Title: The Man Who Was Poe
Author: Avi (website)
Pub. Date: June 25, 2013 (orig. 1989)
Source: e-ARC via netgalley (Thank you, SCHOLASTIC!!)
Summary: The night Edmund’s twin sister, Sis, goes missing, the streets of nineteenth-century Providence, Rhode Island, are filled with menacing shadows. As Edmund frantically searches the city, he tries to make sense of what happened: He only left Sis alone long enough to buy bread. How did she vanish in the mere minutes he was gone?
Just as Edmund is about to lose hope of finding her, a stranger appears out of the mist and offers to help. But the man is gloomy and full of secrets. He seems to need Edmund to carry out plans of his own. Can Edmund trust him? And if he doesn’t take the chance, how will he ever find his sister?
Genre: YA, Fiction
After being left alone for three days, twins Edmund and Sis have run out of what little food they have. Although they were under strict orders from their aunt to stay indoors, Edmund makes the decision to head out in search of food. Unfortunately, when he returns, he discovers his sister is nowhere to be found. With his mother, aunt, and sister missing, Edmund is on his own with only a strange man to help him. Who is this man, where are his family members, and just what is the man writing?
I went into this thinking I’d have a great time. I know Avi is beloved by school kids the world over, but I honestly can’t recall ever reading any of his works. With the reissue of The Man Who Was Poe, plus the fact that, hello, it’s POE, I figured this would be the perfect place to start.
Boy was I wrong.

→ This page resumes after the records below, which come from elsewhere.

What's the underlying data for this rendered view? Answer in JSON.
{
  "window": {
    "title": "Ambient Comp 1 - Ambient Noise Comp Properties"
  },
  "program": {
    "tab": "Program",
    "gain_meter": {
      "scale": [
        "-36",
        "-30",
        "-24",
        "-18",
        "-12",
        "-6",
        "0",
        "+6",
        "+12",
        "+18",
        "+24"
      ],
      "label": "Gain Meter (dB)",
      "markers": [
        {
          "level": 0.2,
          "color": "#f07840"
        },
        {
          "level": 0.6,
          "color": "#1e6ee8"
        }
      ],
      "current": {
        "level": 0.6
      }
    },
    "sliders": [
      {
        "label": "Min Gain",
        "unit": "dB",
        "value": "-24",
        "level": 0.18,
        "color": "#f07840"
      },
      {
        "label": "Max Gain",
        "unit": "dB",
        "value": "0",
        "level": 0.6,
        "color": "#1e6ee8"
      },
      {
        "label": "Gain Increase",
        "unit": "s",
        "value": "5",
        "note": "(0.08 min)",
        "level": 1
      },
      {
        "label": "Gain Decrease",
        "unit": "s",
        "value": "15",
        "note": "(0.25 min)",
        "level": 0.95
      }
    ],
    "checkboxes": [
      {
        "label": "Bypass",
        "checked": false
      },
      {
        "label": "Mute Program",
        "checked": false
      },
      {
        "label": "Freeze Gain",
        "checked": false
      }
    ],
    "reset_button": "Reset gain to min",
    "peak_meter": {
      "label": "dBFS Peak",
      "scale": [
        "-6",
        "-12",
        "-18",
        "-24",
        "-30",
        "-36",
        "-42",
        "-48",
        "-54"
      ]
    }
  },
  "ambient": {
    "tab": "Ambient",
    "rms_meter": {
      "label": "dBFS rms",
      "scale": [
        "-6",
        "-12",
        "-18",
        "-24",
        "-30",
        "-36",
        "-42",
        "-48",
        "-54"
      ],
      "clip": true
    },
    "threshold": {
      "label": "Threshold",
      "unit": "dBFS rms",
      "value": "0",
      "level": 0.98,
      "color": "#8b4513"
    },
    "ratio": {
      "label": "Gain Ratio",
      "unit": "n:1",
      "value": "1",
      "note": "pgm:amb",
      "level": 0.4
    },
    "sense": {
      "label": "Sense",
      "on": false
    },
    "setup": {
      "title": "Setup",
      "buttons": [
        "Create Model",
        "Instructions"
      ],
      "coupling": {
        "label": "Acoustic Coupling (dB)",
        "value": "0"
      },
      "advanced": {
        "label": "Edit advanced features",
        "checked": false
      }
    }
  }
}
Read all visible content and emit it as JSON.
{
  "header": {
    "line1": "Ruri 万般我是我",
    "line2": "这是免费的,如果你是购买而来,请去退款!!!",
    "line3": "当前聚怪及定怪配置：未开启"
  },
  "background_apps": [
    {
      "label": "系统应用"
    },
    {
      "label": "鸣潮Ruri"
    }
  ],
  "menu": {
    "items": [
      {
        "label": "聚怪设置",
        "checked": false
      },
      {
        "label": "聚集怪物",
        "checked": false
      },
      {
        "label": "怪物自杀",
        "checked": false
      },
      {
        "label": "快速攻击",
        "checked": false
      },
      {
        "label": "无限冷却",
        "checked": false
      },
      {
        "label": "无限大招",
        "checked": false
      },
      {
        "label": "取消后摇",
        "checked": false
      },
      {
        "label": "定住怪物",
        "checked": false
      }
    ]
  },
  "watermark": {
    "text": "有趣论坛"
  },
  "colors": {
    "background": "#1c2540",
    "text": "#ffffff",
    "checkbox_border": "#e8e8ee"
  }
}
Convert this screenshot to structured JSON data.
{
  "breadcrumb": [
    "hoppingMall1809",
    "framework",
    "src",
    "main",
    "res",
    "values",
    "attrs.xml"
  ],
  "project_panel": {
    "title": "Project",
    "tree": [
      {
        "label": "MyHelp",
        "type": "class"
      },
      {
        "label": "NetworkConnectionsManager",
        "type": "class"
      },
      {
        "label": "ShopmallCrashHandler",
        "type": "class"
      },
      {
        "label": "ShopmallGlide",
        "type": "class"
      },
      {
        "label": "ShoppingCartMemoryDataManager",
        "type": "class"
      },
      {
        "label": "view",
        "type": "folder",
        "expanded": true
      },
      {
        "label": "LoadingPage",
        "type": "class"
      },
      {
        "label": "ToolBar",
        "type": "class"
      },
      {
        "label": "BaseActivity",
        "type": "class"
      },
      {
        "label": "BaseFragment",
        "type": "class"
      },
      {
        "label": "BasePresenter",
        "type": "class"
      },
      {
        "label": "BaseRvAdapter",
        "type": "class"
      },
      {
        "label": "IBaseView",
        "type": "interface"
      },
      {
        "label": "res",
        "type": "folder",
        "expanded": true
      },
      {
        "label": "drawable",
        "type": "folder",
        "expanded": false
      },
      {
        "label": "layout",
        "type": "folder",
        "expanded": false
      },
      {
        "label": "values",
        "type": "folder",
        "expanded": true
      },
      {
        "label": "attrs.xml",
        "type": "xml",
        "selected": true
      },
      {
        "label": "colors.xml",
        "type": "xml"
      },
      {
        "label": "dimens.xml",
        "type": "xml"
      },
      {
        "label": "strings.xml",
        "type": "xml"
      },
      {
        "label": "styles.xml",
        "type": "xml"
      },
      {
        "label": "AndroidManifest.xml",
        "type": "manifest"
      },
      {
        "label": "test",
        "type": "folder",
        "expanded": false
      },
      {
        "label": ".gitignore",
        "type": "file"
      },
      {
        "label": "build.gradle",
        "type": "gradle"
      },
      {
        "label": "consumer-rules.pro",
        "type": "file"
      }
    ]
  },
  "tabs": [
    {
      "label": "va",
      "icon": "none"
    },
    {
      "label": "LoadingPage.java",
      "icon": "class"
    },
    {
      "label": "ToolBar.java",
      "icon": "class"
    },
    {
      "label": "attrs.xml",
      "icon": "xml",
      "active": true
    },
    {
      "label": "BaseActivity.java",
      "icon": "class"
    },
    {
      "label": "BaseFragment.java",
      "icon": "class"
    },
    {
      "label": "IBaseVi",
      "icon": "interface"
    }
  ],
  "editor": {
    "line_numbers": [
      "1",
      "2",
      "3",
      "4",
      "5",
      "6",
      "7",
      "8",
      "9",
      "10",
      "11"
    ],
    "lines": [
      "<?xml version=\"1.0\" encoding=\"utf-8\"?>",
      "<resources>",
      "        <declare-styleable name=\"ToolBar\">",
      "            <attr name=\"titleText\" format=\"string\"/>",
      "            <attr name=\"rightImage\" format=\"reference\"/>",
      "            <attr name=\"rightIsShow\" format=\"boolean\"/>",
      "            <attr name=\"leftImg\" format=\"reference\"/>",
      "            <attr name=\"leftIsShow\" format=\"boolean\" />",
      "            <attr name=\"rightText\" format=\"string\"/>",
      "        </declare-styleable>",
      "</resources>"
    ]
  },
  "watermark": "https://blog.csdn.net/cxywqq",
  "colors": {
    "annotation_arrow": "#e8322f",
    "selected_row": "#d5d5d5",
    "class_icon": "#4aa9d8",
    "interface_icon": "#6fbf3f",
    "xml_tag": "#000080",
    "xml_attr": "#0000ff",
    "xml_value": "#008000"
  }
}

I’m all for artistic license and taking liberties when it comes to historical figures, but come on. Avi made Poe seem like a complete lunatic. He was borderline at best, jumping from mood to mood – and even identity! He insisted Edmund address him as Auguste Dupin, one of Poe’s characters. He completely lost it whenever Edmund slipped and called him Poe. He also came across as, well, kind of an ass. One of my most treasured books I own is The Poe Log (a bit hard to find these days & the ones available are a tad bit pricey, sadly). It’s a painstakingly detailed account of every single day of Poe’s life and then some. Letters, articles, conversations are all compiled into one volume and it’s a wealth of information for any fan of Poe’s. On occasion I’ll flip through it (& it was my best resource for some term papers in college!) and any account I’ve read from Poe’s friends and family make mentioned of how soft-spoken and polite he was. He definitely had a drinking problem, but the novel turned him into a Jekyll/Hyde character anytime alcohol was involved.
Initially Poe – or Dupin – is willing to help Edmund find his sister, but the Crazy Train pulled up. I still don’t know what happened with this one.
PoeDupin is writing a story about Edmund’s life and insists it can only end in death, so he decides the sister is dead and gives up his search. Naturally Edmund is distraught and bewildered and I was confused right along with him. Throw in some maybe-maybe-not ghosts, a surprise!stepfather, and a couple of bad guys for good measure and you’ll get The Man Who Was Poe.
Although this was such a short book it was NOT the fun, quick read I was hoping for. Perhaps I would have enjoyed it more when I was 8, but to read it as an adult made my head hurt and brought for the rage. The pace was so quick I was overwhelmed and found myself struggling to keep up at times. After a very graphic chapter early on in the book (Edmund has to identify a body found in the river), The Man Who Was Poe shifted gears and was a complete disappointment. I really wanted to enjoy this one.